■ **What is being asked**
Select the lines of the records containing the word "Tools" and list them.

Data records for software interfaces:
----

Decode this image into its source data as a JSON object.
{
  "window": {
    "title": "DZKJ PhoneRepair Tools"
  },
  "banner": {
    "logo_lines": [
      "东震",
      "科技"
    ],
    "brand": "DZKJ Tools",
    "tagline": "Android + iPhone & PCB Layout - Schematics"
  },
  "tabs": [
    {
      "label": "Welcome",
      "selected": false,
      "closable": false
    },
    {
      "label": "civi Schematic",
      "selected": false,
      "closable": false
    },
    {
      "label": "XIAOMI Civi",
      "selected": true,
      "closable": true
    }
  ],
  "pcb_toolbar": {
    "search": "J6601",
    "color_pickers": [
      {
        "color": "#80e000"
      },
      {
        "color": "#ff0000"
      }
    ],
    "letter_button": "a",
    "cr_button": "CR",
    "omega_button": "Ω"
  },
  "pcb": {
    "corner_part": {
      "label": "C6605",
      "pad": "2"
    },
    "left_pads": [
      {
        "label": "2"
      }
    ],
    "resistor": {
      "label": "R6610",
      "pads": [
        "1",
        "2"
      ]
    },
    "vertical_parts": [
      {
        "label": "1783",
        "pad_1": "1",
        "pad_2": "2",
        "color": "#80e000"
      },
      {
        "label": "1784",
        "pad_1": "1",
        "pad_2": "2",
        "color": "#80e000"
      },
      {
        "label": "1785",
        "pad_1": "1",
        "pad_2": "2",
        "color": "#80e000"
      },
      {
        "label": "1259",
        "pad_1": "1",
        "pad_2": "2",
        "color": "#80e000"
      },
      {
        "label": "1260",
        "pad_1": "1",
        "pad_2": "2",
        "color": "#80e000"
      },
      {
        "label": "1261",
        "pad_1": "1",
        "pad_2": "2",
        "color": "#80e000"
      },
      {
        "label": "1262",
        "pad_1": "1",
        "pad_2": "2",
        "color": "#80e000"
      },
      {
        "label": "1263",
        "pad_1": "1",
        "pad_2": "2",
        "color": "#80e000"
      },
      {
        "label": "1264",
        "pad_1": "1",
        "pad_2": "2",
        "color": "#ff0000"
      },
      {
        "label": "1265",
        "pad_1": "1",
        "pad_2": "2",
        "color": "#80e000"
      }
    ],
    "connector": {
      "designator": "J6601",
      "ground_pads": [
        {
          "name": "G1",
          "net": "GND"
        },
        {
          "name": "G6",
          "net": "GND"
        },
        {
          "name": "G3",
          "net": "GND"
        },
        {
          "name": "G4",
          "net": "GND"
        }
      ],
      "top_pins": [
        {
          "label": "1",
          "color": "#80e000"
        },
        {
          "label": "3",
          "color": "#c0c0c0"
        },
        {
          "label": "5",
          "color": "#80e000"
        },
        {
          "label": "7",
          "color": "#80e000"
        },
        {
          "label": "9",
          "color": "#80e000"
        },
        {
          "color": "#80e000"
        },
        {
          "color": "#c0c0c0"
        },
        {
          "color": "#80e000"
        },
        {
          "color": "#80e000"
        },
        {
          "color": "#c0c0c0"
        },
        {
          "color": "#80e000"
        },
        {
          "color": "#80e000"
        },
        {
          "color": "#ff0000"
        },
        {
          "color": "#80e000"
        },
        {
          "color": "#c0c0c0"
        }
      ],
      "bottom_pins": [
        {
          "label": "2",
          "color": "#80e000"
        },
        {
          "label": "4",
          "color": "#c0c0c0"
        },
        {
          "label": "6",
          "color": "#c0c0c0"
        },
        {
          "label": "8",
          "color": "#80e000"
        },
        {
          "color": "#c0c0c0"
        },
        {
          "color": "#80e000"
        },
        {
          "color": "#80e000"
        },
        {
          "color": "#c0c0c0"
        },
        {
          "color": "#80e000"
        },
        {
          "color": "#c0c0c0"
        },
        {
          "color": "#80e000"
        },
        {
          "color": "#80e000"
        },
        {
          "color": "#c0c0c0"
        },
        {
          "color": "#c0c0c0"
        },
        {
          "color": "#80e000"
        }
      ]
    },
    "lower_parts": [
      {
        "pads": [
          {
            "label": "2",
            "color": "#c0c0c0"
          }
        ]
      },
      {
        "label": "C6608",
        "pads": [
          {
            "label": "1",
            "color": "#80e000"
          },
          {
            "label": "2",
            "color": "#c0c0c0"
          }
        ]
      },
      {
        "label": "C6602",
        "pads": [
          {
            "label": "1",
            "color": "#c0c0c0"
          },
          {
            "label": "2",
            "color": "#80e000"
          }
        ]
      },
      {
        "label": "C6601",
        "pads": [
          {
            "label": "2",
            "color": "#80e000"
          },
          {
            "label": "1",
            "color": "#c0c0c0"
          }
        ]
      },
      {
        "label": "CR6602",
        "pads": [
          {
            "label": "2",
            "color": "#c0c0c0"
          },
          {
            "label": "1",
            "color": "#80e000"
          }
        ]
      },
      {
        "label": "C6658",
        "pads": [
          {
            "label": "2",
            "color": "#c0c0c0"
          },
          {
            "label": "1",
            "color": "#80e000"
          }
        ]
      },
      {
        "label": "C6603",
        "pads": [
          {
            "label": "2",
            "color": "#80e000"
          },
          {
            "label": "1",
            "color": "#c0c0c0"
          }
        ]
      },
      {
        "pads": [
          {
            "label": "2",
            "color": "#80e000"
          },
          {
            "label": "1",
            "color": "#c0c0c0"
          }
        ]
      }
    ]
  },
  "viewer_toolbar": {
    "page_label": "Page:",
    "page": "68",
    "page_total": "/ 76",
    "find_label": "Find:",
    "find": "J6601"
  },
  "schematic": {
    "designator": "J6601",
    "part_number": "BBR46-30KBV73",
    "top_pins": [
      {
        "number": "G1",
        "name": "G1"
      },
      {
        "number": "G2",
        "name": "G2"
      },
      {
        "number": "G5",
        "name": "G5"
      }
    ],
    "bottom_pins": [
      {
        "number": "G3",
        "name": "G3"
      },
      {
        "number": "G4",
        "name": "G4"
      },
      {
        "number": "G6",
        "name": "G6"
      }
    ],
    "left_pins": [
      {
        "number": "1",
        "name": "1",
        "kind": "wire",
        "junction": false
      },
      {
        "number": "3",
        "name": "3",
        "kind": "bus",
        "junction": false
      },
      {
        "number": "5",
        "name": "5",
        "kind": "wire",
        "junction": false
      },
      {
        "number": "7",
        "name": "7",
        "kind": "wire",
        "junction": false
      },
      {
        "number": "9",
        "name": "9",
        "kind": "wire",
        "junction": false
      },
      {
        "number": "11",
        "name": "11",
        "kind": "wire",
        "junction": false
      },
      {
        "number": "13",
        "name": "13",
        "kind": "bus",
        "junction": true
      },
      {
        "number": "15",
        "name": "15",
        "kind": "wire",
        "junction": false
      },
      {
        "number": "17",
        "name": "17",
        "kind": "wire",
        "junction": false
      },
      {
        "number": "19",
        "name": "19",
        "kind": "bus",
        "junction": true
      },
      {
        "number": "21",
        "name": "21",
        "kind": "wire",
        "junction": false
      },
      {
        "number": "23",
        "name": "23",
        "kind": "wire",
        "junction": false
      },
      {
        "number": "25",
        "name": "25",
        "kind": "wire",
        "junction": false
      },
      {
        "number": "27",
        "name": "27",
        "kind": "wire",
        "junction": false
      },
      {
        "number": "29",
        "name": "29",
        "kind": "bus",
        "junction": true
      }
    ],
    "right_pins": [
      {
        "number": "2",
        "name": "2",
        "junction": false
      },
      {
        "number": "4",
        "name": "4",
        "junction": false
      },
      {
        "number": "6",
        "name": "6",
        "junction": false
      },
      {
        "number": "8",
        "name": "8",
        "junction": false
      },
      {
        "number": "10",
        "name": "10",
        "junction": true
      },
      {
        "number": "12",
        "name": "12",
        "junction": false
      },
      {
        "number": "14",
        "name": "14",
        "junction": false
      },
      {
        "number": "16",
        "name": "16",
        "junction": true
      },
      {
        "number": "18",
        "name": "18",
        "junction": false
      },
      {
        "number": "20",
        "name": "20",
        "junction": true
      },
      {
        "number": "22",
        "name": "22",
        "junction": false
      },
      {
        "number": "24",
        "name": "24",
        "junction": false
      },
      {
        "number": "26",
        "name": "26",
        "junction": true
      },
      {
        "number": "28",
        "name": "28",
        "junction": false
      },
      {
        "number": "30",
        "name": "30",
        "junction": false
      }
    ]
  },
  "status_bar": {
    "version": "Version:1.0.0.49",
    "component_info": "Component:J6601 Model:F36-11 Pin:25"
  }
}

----

■ **Solution to this problem**
    "title": "DZKJ PhoneRepair Tools"
    "brand": "DZKJ Tools",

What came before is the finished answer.